Heritage steamboat Nenana at Pioneer Park, Fairbanks, Alaska (J. Pollack 2017)
Research Associate John Pollack has just returned from Alaska where with the assistance of City of Fairbanks staff a hull assessment was conducted of the heritage ship Nenana. The 210’ Nenana was one of the last and largest American-built stern-wheel steamboats to work on the lower Yukon and Tanana Rivers, where it served as a packet carrying up to 52 passengers and towing 6 barges at a time. The standard two-week route was a 1600 mile round trip to Marshall, with the occasional trip above the Arctic Circle to Fort Yukon. Nenana is the only known example of a northern wooden-hulled sternwheeler designed by naval architect W.C. Wickum in 1932 and built from blueprints. The goal was to create a powerful, minimum draft tow boat suitable for the shallow, lower sections of the Yukon River drainage. The ship has a barge-like hull with standard chine construction, a rectangular cross-section amidships and a broad bow. The blocky hull is visibly less sophisticated than the streamlined Klondike 2 which carried freight cargo on the main deck, and towed only a single barge through the more constricted and meandering sections of the upper Yukon drainage. Another significant difference from Klondike 2, was the use of very few water-tight bulkheads on Nenana.
A snag deflector arc in front of one of the four main rudders (J. Pollack 2017)
Several rare examples of hull architecture and machinery were documented, including novel snag deflector arcs designed to keep debris away from the four main rudders, an uncommon slaved tiller assembly placed just inches above the main deck, and the largest number of large transverse beams yet found in a Yukon River steamer. Nenana also contained the second known example of an internal hog post and chain system installed below the main deck, and used to correct hull weakness (e.g. hogging) in the original design. Additionally, the team discovered a truly unique and baffling framing method at the stern rake (or apron), where an upper set of floors (complete with limber holes) was installed above the centerline and side keelsons, which in turn rests upon the lower floors to which the hull planking is spiked. These elevated floors are not shown in the blueprints, suggesting they were an “on-the-fly” alternation made by the shipwrights when the prefabricated hull was assembled in Nenana, Alaska.
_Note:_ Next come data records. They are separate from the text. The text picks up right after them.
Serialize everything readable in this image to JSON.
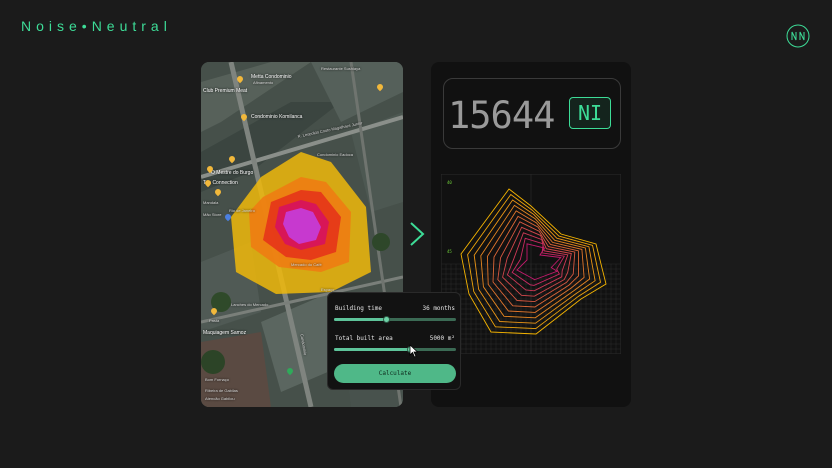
{
  "header": {
    "brand": "Noise•Neutral",
    "logo_icon": "nn-logo-icon"
  },
  "map": {
    "labels": [
      "Metta Condominio",
      "Afinamento",
      "Club Premium Meat",
      "Condominio Komilanca",
      "R. Leopoldo Couto Magalhaes Junior",
      "Condominio Eadoca",
      "O Mestre do Burgo",
      "Tea Connection",
      "Mandala",
      "Mão Store",
      "Rio de Janeiro",
      "Mercado do Café",
      "Espaço",
      "Lanches do Mercado",
      "Pasta",
      "Maquiagem Samoz",
      "Restaurante",
      "Bom Fornaço",
      "Ribeira de Gabilas",
      "Atencão Gabilou",
      "Restaurante Sushiaya",
      "Condominio"
    ]
  },
  "arrow_icon": "chevron-right-icon",
  "result": {
    "score": "15644",
    "unit": "NI",
    "axis_ticks": [
      "40",
      "45"
    ]
  },
  "controls": {
    "building_time_label": "Building time",
    "building_time_value": "36 months",
    "building_time_level": 0.43,
    "built_area_label": "Total built area",
    "built_area_value": "5000 m²",
    "built_area_level": 0.63,
    "calculate_label": "Calculate"
  },
  "colors": {
    "accent": "#3ddc97",
    "button": "#4fb888",
    "contour_outer": "#f5b400",
    "contour_inner": "#c41a6d"
  }
}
Largest shipwreck at the Golden site
In late September, three additional small stern-wheel steamboat sites were confirmed on the Upper Columbia River between Fairmont and Golden BC, by Danish-Canadian archaeologist Xenius Nielsen and Research Associate John Pollack. The Fairmont site lies a kilometer north of the source of the Columbia River at a point where the river is less than 15 m wide. The Golden sites are 100 km further north (downriver), and plans are being made to document the largest of the three during low water in the spring of 2018. Note the fresh grizzly bear tracks in the mud.
Grizzly bear footprints adjacent to paddlewheel fitting at a second site in Golden, BC